+++ MATERIAL FOR THIS EXERCISE
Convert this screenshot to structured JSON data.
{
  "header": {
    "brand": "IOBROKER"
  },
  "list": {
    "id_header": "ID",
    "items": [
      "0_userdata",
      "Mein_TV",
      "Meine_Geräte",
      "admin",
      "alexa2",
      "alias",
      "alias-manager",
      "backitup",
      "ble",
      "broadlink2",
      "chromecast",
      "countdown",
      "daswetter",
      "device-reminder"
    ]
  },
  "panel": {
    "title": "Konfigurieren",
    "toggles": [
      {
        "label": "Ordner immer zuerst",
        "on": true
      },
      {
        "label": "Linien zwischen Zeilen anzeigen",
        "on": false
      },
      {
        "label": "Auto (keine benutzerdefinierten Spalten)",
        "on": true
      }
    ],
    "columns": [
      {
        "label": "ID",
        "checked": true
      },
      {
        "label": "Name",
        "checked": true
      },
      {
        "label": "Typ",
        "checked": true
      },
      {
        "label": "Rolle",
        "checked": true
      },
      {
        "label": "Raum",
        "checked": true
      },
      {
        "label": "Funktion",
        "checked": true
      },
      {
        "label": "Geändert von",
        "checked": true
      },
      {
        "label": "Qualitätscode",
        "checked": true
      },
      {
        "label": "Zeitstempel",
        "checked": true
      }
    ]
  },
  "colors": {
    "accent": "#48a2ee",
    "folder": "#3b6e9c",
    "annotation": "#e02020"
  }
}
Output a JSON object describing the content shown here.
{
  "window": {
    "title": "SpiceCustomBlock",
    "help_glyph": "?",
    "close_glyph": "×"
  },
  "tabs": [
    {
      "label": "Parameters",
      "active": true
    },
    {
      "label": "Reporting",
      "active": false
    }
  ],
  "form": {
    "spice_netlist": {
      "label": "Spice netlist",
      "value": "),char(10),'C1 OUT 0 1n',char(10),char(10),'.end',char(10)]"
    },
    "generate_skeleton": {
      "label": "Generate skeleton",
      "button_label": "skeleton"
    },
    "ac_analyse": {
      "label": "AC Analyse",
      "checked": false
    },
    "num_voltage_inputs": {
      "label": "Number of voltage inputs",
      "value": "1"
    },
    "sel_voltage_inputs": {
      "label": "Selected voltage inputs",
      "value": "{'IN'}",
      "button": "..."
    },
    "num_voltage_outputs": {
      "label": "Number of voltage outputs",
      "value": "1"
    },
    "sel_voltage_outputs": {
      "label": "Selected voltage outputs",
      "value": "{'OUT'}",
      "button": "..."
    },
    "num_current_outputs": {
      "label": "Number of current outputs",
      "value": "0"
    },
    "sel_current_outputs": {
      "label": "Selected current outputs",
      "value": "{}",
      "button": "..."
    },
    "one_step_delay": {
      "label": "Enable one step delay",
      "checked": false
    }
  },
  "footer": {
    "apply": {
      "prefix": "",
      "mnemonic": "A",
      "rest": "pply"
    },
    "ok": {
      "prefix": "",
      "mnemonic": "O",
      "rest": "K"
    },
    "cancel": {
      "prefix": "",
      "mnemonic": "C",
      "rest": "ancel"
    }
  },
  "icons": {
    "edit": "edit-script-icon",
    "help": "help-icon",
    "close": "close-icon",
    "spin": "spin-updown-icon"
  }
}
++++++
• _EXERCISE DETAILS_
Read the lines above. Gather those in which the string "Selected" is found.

• _OUTPUT BELOW_
      "label": "Selected voltage inputs",
      "label": "Selected voltage outputs",
      "label": "Selected current outputs",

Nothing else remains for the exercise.